#### [What is needed]
Write each line out exactly, from the one containing "Output a JSON" through the final line of the data, and keep pictures out of the copy.

#### [Data records]
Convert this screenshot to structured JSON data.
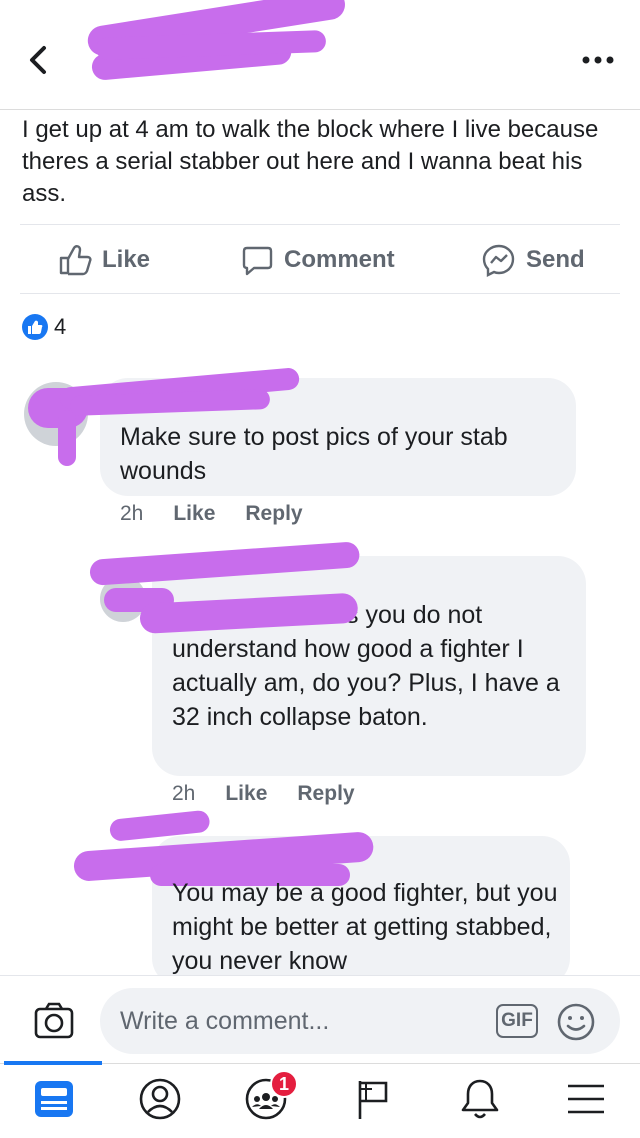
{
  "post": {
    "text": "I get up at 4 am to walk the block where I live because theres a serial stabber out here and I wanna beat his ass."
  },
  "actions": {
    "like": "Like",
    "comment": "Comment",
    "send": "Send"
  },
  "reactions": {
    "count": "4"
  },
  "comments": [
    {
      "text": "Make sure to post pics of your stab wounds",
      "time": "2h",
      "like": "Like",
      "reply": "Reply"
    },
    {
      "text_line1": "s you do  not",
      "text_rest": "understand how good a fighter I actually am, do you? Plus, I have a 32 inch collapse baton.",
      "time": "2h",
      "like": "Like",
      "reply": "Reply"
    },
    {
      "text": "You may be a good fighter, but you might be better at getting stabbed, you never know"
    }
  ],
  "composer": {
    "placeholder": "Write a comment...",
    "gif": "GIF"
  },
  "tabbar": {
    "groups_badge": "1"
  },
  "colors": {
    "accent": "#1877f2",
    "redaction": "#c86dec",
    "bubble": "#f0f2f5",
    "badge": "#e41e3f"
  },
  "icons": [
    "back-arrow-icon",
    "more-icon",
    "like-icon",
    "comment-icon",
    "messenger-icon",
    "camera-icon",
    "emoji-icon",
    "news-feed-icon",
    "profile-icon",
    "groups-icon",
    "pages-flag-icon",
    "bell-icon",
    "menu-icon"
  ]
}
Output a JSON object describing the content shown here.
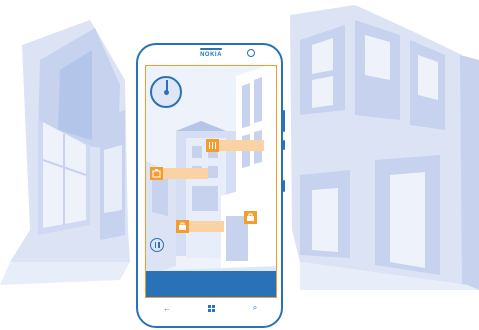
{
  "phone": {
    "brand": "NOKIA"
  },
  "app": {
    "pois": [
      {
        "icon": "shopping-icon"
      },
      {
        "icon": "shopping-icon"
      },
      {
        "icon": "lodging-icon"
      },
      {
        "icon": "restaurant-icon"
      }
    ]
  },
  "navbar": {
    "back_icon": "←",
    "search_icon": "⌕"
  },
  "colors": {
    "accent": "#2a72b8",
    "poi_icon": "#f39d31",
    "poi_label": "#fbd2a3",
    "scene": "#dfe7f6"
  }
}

#### [Completed task]
Output a JSON object describing the content shown here.
{
  "phone": {
    "brand": "NOKIA"
  },
  "app": {
    "pois": [
      {
        "icon": "shopping-icon"
      },
      {
        "icon": "shopping-icon"
      },
      {
        "icon": "lodging-icon"
      },
      {
        "icon": "restaurant-icon"
      }
    ]
  },
  "navbar": {
    "back_icon": "←",
    "search_icon": "⌕"
  },
  "colors": {
    "accent": "#2a72b8",
    "poi_icon": "#f39d31",
    "poi_label": "#fbd2a3",
    "scene": "#dfe7f6"
  }
}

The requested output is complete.